The Supreme Court on Tuesday observed that a general ban on all online content about prenatal sex determination will curtail the fundamental right (right to know under Article 19 (1))to know of a genuine information-seeker who is driven by curiousity.
- Prenatal sex determination ads is an offence.
- But a general prohibitory order against all online information pertaining to sex determination is dangerous.
- It will be curtailing the right to know under Article 19 (1) (a) of the Constitution
The ban on sex determination advertisements under Section 22 of the Prenatal and Pre-Conception Sex Diagnostic Techniques Act is restricted only to paid advertisements.

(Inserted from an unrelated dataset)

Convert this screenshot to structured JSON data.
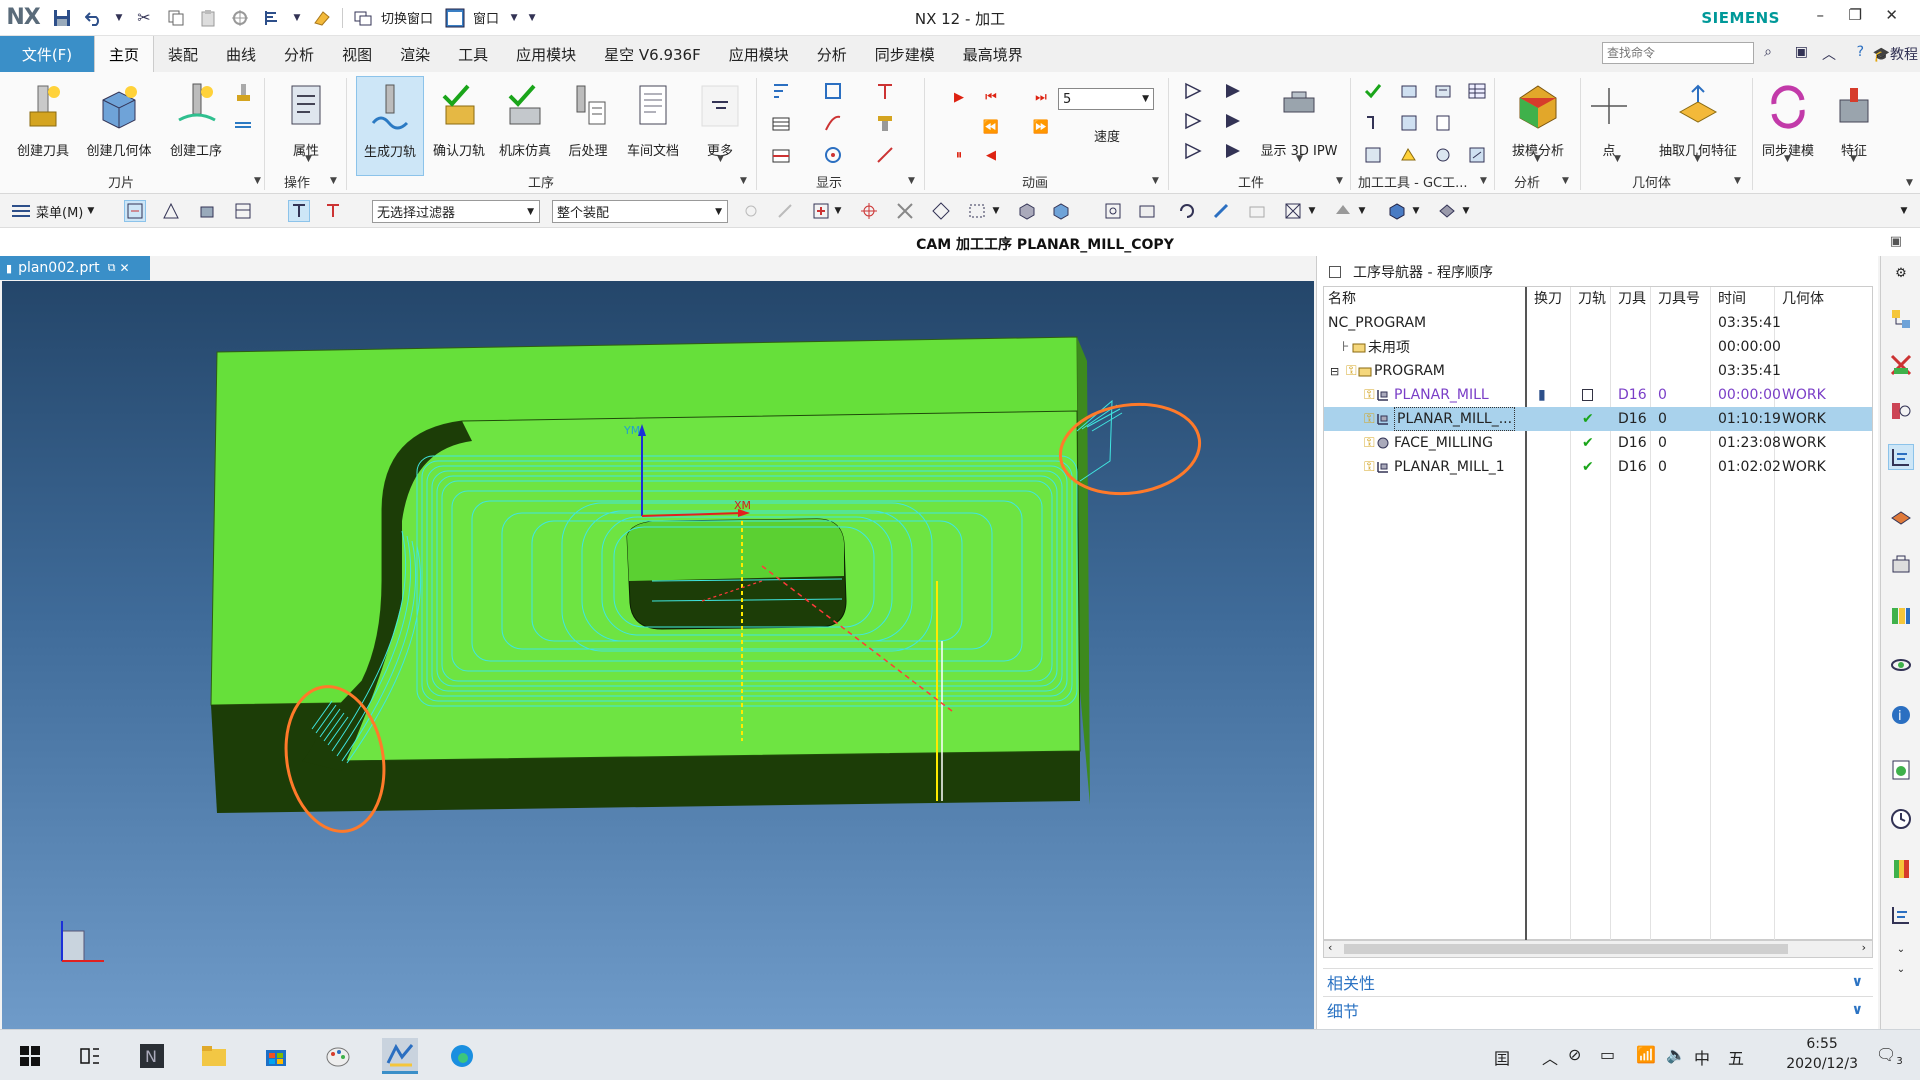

In February, the court ordered Google, Microsoft and Yahoo to immediately set up their own in-house expert bodies to keep tabs and delete prohibited online prenatal sex determination ads.
What is the Difference ?
- Distinction between the right to know of an information seeker and the purely commercial objectives of those who post online sex determination ads to make money.
- There should be a restriction on sex determination ads only.
Why banning the ads ?
- India’s sex ratio in children up to 6 years of age had dropped from 945 girls for every 1000 boys in 1991 to 927 girls in 2001, the year of the last census.
- The figure was less than 800 in several states, including affluent urban districts.
- Health officials accept estimates that tens of thousands of female fetuses are still aborted each year throughout the country after expectant parents learn the sex of their fetus through ultrasonography aimed at spotting birth defects.
- 400 cases have been filed against doctors or clinics for violations of the law prohibiting prenatal determination of sex, only about 20 have been convicted.
Alternative option to control female fetuses
- Expand campaigns to generate awareness, which rely on members of parliament, religious leaders, social activists, and health workers to reduce preferences for sons.
- Society as a whole begins to rebel against the practice of female feticide
Source : The Hindu
GS II : Developmental Studies of vulnerable sections of the population